Finally, love. Let’s end with love.
If you ask a child who he or she loves, the answer you would receive could be any number of loved ones in the child’s life: mom, dad, parents, siblings, friends, dog, cat, ice cream, bananas, monkeys, a book, a leaf, a momentary lapse in judgment, etc. There would not be a right or wrong answer. Suppose, however, you asked them who they love most. And suppose when they answer you emphasize most again, implying a right and wrong answer, “No, who do you love the MOST?” Well now, this takes much more thought, but you may still get an answer (or an argument or a stern look or a confused look or a math problem in my head look). Now suppose you hand the child a pencil and paper and say, “Show me how you came to that answer.” Sure, they might come up with a clever way to show it, so you might have to tell them to multiply that love by a million. Or multiply it by pancake or hippopotamus or tractor. It doesn’t matter because it can’t be expressed.

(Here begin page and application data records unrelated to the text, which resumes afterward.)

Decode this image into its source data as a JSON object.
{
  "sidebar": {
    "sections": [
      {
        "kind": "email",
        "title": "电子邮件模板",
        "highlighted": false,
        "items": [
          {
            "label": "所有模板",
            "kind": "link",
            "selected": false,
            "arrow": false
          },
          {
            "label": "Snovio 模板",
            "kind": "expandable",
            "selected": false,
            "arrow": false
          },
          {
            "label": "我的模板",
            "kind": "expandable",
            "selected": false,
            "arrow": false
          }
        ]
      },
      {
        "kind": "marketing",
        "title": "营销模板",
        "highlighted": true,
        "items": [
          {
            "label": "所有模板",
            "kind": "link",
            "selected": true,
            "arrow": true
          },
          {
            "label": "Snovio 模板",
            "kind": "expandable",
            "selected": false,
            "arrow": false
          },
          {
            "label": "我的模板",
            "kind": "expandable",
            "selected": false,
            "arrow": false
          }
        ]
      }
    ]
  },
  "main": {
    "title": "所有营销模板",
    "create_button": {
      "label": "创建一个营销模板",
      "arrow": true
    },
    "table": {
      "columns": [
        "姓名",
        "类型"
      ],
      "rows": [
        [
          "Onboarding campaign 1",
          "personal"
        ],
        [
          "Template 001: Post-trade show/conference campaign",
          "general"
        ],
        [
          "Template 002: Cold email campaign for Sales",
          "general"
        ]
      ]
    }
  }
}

I think love as a concept describes everything it means to be gifted and have any sort of speech delay or speech-related issue. It is just one of many things the child wants to express but the enormity and the variables are just mind-blowing. The inability to share the answer can make or break a teacher and parent’s ability to identify and support a gifted child. It might seem like I’m comparing apples to oranges when I compare the concept of love with questions involving simple solutions, but remember that this is a child, a gifted child yes, but a child. They don’t do simple. They believe in answers and they believe that there could very well be an answer to apples plus oranges. For them it is very real. They are not acting out the death of a dog or the loss of a husband, they are just busy trying to solve life’s greatest mysteries every time you ask them a simple question and someday they just might be able to share their conclusions with the world in a voice which will astound you.
How is this at all practical advice, you ask? Well, it’s not. It’s not going to help your children relate to peers or help teachers identify your children more effectively. I just enjoy the nuance that surrounds this journey and think that stopping to enjoy the ride and being able to view the best outcome is a critical component to advocacy.
(It’s too loud in here…. Shhh…. Tomorrow I’ll take a look at the beauty of silence).